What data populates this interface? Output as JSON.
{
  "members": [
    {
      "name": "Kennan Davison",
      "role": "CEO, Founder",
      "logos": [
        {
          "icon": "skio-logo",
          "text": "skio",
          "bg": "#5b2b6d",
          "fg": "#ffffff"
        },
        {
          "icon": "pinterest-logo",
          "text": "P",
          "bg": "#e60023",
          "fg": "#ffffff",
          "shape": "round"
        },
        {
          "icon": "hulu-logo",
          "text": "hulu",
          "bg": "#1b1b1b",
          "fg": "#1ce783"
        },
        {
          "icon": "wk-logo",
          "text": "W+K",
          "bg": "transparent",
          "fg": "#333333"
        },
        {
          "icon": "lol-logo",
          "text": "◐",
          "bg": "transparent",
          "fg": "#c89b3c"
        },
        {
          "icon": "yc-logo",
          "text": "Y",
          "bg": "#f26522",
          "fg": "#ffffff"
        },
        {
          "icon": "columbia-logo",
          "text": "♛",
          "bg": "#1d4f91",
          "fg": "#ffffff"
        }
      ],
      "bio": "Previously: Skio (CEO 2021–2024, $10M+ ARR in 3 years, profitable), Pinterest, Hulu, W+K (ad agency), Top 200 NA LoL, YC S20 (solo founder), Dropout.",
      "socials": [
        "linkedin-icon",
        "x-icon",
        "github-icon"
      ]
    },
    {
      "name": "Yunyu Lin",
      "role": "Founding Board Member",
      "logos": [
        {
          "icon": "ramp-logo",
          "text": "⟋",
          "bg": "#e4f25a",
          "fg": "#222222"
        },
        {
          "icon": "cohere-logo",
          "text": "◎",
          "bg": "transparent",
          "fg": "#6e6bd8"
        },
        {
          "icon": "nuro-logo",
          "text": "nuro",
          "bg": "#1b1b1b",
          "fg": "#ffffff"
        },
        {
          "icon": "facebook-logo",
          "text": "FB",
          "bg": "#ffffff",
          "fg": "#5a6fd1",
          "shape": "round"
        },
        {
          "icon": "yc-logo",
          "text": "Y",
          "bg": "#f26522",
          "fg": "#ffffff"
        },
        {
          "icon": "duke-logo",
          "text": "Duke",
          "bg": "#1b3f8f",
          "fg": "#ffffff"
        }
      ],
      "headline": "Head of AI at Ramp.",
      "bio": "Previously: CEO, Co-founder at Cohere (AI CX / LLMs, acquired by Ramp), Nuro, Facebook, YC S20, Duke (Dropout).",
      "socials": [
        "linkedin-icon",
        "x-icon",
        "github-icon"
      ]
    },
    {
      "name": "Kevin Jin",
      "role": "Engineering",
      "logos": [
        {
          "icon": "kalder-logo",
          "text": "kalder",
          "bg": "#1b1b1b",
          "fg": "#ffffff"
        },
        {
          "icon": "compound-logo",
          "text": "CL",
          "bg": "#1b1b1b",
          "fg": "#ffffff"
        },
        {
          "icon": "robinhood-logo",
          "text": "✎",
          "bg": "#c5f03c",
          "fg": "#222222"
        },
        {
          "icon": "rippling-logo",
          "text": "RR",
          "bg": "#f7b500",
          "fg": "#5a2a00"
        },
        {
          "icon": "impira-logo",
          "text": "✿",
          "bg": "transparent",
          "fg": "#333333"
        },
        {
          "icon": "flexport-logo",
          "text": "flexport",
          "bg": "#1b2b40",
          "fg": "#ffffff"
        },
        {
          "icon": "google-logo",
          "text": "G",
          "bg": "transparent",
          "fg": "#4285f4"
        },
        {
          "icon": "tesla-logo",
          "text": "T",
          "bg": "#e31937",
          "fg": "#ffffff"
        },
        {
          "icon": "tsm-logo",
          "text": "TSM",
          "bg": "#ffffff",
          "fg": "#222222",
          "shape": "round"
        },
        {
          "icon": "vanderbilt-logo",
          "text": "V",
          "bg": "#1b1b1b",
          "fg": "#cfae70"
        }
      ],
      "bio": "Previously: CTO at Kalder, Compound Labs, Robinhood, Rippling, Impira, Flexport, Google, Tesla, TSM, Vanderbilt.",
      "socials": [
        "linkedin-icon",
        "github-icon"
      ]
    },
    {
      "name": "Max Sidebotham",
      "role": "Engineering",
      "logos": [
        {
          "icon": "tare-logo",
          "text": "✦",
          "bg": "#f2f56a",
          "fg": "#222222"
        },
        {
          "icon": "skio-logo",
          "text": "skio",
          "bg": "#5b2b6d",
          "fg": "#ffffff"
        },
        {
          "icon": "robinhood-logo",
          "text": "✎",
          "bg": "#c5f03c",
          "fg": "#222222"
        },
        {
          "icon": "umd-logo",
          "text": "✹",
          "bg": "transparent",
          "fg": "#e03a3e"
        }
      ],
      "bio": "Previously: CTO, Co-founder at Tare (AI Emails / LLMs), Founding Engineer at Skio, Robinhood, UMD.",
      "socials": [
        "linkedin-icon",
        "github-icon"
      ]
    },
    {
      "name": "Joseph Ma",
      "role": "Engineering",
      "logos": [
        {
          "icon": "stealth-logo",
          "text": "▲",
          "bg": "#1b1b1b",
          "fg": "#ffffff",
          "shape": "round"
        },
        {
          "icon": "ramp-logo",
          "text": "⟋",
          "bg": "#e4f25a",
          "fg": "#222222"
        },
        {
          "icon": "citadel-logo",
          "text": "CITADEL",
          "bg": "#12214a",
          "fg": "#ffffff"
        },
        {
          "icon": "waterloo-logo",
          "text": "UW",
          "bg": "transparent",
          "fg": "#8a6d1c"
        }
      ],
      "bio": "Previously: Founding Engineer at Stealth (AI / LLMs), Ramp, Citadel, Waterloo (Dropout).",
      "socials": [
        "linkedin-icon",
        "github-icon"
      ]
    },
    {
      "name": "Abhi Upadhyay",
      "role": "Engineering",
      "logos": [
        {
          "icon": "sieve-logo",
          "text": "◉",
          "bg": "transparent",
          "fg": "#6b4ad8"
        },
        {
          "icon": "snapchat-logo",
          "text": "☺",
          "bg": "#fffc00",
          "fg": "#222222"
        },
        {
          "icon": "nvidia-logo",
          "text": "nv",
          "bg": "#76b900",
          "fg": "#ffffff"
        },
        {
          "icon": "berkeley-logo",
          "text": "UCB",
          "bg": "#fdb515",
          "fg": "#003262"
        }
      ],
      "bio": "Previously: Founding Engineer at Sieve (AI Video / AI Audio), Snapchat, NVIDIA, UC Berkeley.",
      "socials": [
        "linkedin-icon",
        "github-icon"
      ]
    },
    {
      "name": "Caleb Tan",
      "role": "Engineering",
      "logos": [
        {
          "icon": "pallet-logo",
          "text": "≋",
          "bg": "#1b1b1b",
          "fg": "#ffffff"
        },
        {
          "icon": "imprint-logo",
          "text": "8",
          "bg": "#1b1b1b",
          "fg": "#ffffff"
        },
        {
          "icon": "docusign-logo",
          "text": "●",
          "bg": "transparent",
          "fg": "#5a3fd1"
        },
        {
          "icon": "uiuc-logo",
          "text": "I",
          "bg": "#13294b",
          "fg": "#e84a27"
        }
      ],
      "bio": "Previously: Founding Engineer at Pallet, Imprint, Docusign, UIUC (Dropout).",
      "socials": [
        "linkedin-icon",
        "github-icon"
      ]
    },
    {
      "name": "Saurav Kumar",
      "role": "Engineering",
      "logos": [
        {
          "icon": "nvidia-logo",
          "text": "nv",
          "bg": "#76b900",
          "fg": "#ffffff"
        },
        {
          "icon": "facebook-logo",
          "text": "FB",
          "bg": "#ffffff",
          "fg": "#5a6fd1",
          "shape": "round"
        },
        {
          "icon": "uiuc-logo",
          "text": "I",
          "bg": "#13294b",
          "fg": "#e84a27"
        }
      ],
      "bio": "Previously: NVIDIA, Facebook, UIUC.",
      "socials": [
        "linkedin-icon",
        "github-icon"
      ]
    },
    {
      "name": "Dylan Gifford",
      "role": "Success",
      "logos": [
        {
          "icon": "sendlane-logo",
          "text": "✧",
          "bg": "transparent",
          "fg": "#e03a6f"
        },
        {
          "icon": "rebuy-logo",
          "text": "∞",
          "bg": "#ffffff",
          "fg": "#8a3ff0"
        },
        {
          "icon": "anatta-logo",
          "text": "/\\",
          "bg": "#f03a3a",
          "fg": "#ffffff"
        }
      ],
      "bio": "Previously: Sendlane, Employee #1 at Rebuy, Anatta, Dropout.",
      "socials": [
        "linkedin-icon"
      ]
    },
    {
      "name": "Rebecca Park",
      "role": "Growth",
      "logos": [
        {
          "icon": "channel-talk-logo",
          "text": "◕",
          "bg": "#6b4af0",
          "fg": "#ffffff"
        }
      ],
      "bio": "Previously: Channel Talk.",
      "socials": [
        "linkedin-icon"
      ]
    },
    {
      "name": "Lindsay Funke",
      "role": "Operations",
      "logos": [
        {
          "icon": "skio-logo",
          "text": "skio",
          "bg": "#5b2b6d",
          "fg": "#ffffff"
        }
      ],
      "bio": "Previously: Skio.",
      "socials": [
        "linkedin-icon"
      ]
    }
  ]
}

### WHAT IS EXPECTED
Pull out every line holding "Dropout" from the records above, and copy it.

### REPLY
      "bio": "Previously: Skio (CEO 2021–2024, $10M+ ARR in 3 years, profitable), Pinterest, Hulu, W+K (ad agency), Top 200 NA LoL, YC S20 (solo founder), Dropout.",
      "bio": "Previously: CEO, Co-founder at Cohere (AI CX / LLMs, acquired by Ramp), Nuro, Facebook, YC S20, Duke (Dropout).",
      "bio": "Previously: Founding Engineer at Stealth (AI / LLMs), Ramp, Citadel, Waterloo (Dropout).",
      "bio": "Previously: Founding Engineer at Pallet, Imprint, Docusign, UIUC (Dropout).",
      "bio": "Previously: Sendlane, Employee #1 at Rebuy, Anatta, Dropout.",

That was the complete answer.